What is law
What is law?
People on the earth live in contract with other people, and this explains the need for laws. Human beings live in social groups. This helps each person in a group to live a better life. But this also means that people must work and cooperate with each other. Unfortunately, some people in society behave in anti-social ways. Some individuals become irritable, some angry, some selfish, some aggressive, and some even violent. Their actions may harm other people's lives or their property. Imagine for a moment a world without laws. Someone bigger, stronger or faster could steal or take away your mobile phone, car or money. Even your life could be in danger — others could attack or kill you. You would have to life by the law of the jungle.
Laws protect people from the " bad" actions of others. In effect the idea of law is to put limits on people's greed and emotions. As individuals we all have certain freedoms and rights. Sometimes for the protection of society, the law places limits on there rights. As a famous judge once said, "Your right to swing your fist ends at the point where the other fellow's nose begins."
To ensure the security of law-abiding citizens the government provides the legal machine with the weapons of compulsion — police, courts and prisons. The police enforce the law and catch those who break it, courts apply the law or establish guilt or innocence, and prisons punish offenders.

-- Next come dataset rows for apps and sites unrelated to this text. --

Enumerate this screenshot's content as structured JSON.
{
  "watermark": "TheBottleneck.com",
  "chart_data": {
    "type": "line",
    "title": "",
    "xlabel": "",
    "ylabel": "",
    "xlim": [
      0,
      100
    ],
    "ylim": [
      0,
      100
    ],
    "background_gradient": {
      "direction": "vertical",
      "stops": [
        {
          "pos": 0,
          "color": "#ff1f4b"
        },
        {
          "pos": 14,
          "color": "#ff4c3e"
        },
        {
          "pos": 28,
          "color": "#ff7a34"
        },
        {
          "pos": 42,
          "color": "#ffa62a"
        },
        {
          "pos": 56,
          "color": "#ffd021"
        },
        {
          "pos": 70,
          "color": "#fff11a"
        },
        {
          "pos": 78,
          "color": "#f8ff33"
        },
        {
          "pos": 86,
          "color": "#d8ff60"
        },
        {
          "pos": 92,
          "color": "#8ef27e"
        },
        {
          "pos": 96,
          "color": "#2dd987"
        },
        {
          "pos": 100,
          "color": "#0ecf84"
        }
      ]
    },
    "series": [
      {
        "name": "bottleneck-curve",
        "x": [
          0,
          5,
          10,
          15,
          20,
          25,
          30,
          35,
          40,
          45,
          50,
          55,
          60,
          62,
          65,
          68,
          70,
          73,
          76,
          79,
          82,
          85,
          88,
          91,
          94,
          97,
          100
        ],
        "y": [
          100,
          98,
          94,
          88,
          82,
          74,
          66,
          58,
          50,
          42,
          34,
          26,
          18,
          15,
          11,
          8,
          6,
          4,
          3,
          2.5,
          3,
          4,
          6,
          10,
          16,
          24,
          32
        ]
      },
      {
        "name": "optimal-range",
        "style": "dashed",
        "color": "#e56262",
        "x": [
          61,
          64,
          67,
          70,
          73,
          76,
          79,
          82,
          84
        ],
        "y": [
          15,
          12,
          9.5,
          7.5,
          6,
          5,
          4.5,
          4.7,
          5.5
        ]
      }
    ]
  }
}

Laws have several other aims. They also set rules for our life. For example, laws guarantee to people who buy and sell goods, make wills and so on that the state will enforce these private arrangements. People know that, if necessary, laws will help them to settle their disputes peacefully.
Finally, laws establish the system of government. The basic law of every state is its constitution. It describes the structure of government and lays down the rights and obligations of the citizens.